These notes help children to find out how we catch or farm the fish and shellfish we want to eat. With the Seas and Oceans covering two thirds of the planet fishing is an important Industry throughout the world. To become confident and informed consumers of fish and shellfish children can investigate some of the ways fish and shellfish may be caught or farmed. They can think about the impact of the differing fishing and farming methods on the environment and consider sustainability.





 
Fish to Food.. a short introduction to fishing lasting 6-7 minutes the video focuses on - a beach fishery at
Hastings where the fishing fleet is made up largely of small day boats.  The fish are caught using a
variety of nets such as trammel nets, iced and transported for sale.  There are some pictures too of
Billingsgate and traditional fishmongers. 

 

 




  







There are over 10 different methods for catching wild fish and shellfish. 
Consider some of the main catching methods and which catching method maybe used for
which species.  The Catching Fish & Shellfish worksheet illustrates some of the methods. 

 

 

Catching Fish and Shellfish - Notes
 
 
Pots and Creels - traps, baited with fish, lay on the sea bed to be collected later.
Species - shellfish such as crab, lobster, whelk, langoustines and octopus.
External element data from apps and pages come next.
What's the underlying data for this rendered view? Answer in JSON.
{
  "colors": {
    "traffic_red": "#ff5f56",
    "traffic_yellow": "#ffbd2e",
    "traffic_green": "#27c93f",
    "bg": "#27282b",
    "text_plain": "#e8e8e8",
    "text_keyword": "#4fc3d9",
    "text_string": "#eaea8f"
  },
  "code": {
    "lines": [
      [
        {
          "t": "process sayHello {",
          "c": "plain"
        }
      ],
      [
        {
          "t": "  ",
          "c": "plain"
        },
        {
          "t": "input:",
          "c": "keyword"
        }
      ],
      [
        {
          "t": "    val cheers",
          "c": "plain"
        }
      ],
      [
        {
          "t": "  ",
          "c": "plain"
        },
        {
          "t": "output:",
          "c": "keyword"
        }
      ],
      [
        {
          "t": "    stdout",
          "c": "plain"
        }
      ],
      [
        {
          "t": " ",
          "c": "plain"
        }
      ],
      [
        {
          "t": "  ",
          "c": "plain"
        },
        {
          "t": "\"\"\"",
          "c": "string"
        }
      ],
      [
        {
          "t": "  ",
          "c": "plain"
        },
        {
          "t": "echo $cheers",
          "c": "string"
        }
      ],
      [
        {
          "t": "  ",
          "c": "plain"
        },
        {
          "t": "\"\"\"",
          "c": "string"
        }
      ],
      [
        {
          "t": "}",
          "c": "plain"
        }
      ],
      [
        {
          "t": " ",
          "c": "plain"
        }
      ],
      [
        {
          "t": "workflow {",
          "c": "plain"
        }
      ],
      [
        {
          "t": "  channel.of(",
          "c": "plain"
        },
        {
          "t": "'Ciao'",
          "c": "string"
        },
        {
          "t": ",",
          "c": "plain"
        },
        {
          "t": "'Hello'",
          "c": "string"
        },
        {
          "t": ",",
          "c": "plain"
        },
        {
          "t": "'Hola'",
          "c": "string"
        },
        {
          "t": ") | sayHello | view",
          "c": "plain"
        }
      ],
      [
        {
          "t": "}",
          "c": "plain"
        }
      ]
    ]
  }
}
Line Caught - Longlines - a line approximately 50 – 100km long is set and from this come branch lines carrying baited hooks.  Fishing can be large or small scale with in shore boats using less than a thousand hooks while offshore vessels would set tens of kilometres of lines with thousands of hooks.
Pole and Line is particularly suited to schools of fish such as Tuna. Poles are simple hand held rods with bait attached or for larger scale fisheries mechanically operated rods.
Species - Pelagic fish such as Tuna and Mackerel; Demersal species of fish such as Sea Bass, Cod, Pollack, Haddock, and Halibut.


Nets - gill, Tangle and Trammel - these vary in design but they are used in areas where it is difficult to tow a net because the habitat is rocky or there are wrecks.  Different nets are designed for different species and the mesh sizes can vary.  Depending on the type of net the nets float vertically in the water, are fixed to buoys or staked to the sea bed.
Species - tuna, squid, monkfish, Dover sole, mullet, gurnard, wild salmon and trout
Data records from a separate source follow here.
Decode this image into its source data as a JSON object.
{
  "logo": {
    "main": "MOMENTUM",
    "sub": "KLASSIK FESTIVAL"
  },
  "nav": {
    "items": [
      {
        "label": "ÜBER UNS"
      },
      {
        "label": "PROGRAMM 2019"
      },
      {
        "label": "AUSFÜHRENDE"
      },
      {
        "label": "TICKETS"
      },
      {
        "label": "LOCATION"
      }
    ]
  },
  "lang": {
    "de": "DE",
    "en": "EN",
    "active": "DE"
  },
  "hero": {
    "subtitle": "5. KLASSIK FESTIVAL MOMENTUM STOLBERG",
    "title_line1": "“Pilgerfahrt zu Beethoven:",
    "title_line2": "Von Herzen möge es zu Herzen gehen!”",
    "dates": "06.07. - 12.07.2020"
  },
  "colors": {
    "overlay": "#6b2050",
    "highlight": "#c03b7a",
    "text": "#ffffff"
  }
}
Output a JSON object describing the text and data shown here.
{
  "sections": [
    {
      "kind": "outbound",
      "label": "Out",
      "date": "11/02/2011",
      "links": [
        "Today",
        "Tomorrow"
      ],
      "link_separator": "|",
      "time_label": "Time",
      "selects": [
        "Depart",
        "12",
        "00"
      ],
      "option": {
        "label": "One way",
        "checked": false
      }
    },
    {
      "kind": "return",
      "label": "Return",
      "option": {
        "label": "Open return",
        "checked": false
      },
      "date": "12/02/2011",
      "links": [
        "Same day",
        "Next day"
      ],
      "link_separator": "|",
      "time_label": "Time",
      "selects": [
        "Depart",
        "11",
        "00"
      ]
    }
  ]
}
Fishing on or near the sea bed - Demersal Trawling -  There are several different methods – otter and beam trawling, seine netting; but essentially the nets are towed by a boat – a trawler.  One or two boats may tow a funnel shaped net behind the boat or from either side of the boat. With Seine netting , the net is towed vertically in the water.  Some methods “tickle” the sea bed to disturb the fish and encourage them into the nets.
Species - Demersal (bottom living) species – flat fish as well as prawns and round white fish – cod Pollack, Coley


Mid Water Fishing - Pelagic Trawling – a funnel shaped net is used and one or two boats, the net is towed through the water and intercepts the shoal of fish. Some boats pump the fish on board form the net. A similar method is called Purse Seining – where a whole school of fish is encircled with a large wall of net up to a mile long. The net is then drawn together like a purse.
Species - Herring and Mackerel, Anchovies; possibly young Tuna for stocking Fish farms
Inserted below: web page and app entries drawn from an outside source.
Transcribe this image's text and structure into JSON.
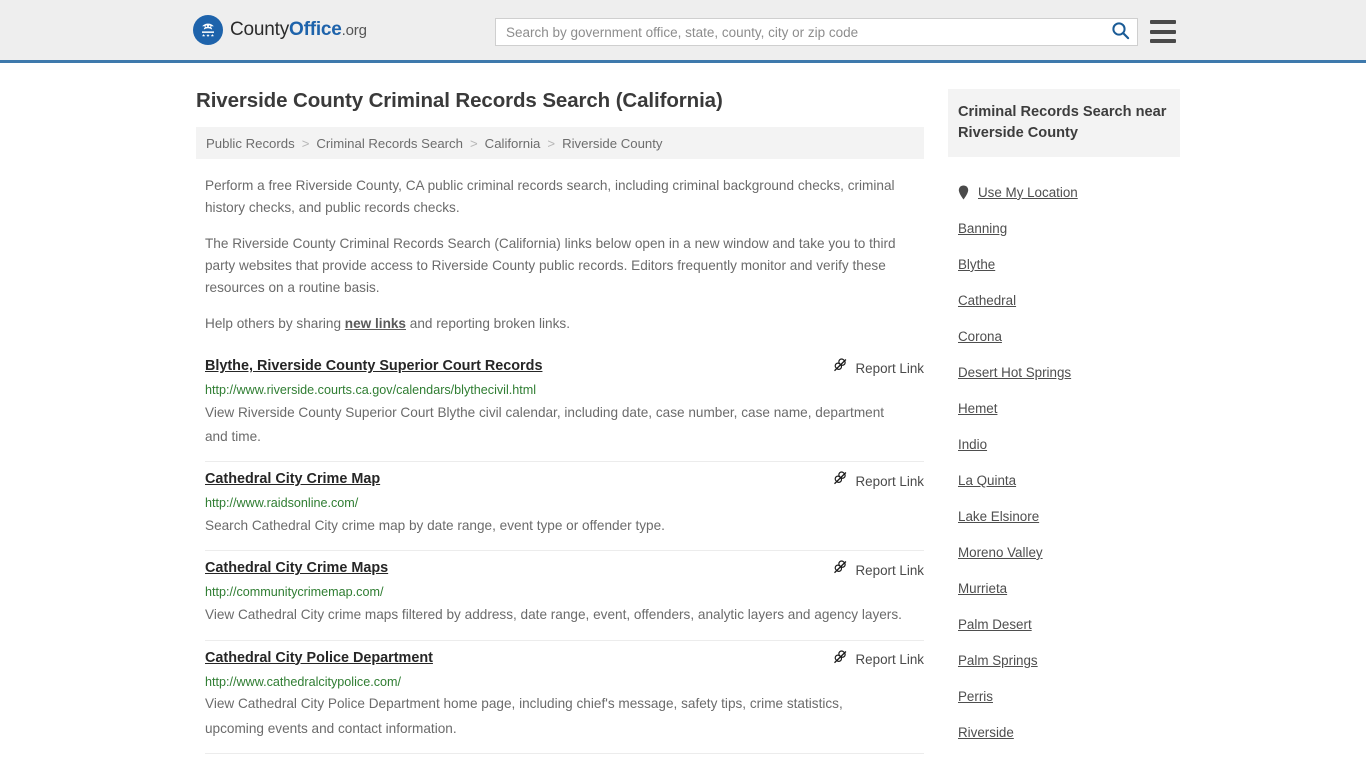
{
  "header": {
    "logo": {
      "icon": "eagle-seal-icon",
      "text_county": "County",
      "text_office": "Office",
      "text_tld": ".org"
    },
    "search": {
      "placeholder": "Search by government office, state, county, city or zip code",
      "value": "",
      "icon": "search-icon"
    },
    "menu_icon": "hamburger-menu-icon",
    "accent_color": "#3e79ac",
    "background_color": "#eeeeee"
  },
  "main": {
    "title": "Riverside County Criminal Records Search (California)",
    "breadcrumb": {
      "separator": ">",
      "items": [
        {
          "label": "Public Records"
        },
        {
          "label": "Criminal Records Search"
        },
        {
          "label": "California"
        },
        {
          "label": "Riverside County"
        }
      ]
    },
    "intro": [
      {
        "prefix": "Perform a free Riverside County, CA public criminal records search, including criminal background checks, criminal history checks, and public records checks.",
        "link": "",
        "suffix": ""
      },
      {
        "prefix": "The Riverside County Criminal Records Search (California) links below open in a new window and take you to third party websites that provide access to Riverside County public records. Editors frequently monitor and verify these resources on a routine basis.",
        "link": "",
        "suffix": ""
      },
      {
        "prefix": "Help others by sharing ",
        "link": "new links",
        "suffix": " and reporting broken links."
      }
    ],
    "report_link_label": "Report Link",
    "report_link_icon": "broken-link-icon",
    "results": [
      {
        "title": "Blythe, Riverside County Superior Court Records",
        "url": "http://www.riverside.courts.ca.gov/calendars/blythecivil.html",
        "description": "View Riverside County Superior Court Blythe civil calendar, including date, case number, case name, department and time."
      },
      {
        "title": "Cathedral City Crime Map",
        "url": "http://www.raidsonline.com/",
        "description": "Search Cathedral City crime map by date range, event type or offender type."
      },
      {
        "title": "Cathedral City Crime Maps",
        "url": "http://communitycrimemap.com/",
        "description": "View Cathedral City crime maps filtered by address, date range, event, offenders, analytic layers and agency layers."
      },
      {
        "title": "Cathedral City Police Department",
        "url": "http://www.cathedralcitypolice.com/",
        "description": "View Cathedral City Police Department home page, including chief's message, safety tips, crime statistics, upcoming events and contact information."
      }
    ]
  },
  "sidebar": {
    "heading": "Criminal Records Search near Riverside County",
    "use_my_location": {
      "label": "Use My Location",
      "icon": "location-pin-icon"
    },
    "cities": [
      {
        "label": "Banning"
      },
      {
        "label": "Blythe"
      },
      {
        "label": "Cathedral"
      },
      {
        "label": "Corona"
      },
      {
        "label": "Desert Hot Springs"
      },
      {
        "label": "Hemet"
      },
      {
        "label": "Indio"
      },
      {
        "label": "La Quinta"
      },
      {
        "label": "Lake Elsinore"
      },
      {
        "label": "Moreno Valley"
      },
      {
        "label": "Murrieta"
      },
      {
        "label": "Palm Desert"
      },
      {
        "label": "Palm Springs"
      },
      {
        "label": "Perris"
      },
      {
        "label": "Riverside"
      }
    ]
  }
}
Dredging - Metal framed nets are dragged through the sea bed, rakes are attached to release the shellfish from the sea bed.
Species - Scallops, oysters and clams, mussels


 

 












Aquaculture (or fish farming) accounts for about 50% of the global seafood supply. 
There are several methods – the whole process from breeding eggs to harvesting the fish when grown,
for example sea bass, sea bream; catching young fish or shellfish in the wild and then harvesting when
grown, for example mussels; eggs are hatched and the released into the wild as young fish to
be caught as wild species when grown, for example lobsters.

The Farming Fish and Shellfish worksheet (below) illustrates some of the main farming methods.



 
 
 
Farming Fish and Shellfish (Aquaculture) - Notes
 

Advantages & Disadvantages

Cage, Pens – Stock numbers need to be well managed and disease monitored.  Escapes need to be monitored to prevent impact on the wild species. Natural controls have been put in place for diseases.  Some fish are herbivores so there is not the need to rely on wild stock for food.  A certified farming scheme has been introduced to monitor the operations.  
Species - salmon, sea bass and sea bream, trout, pagasius (basa or river cobbler)

Tanks or Ponds – Does not rely on local water supply so less likely to compromise the local habitat.  Location needs to take into account environmental issues. If stocks use wild caught young species, this needs to be from a well managed fishery.
Species – Trout, tilapia, eels, warm water prawns

Mollusc Farming Rope grown mussels filter the water to feed and are sometimes considered to benefit the areas in which they grow by improving the water quality
Species – mussels, oysters, scallops, clams,









 


 


Use the simple concept map (below) to establish and discuss what the children understand about sustainability and the environmental impact of fishing and aquaculture on our oceans, rivers and seas.











Buying, Cooking and Eating Fish and Shellfish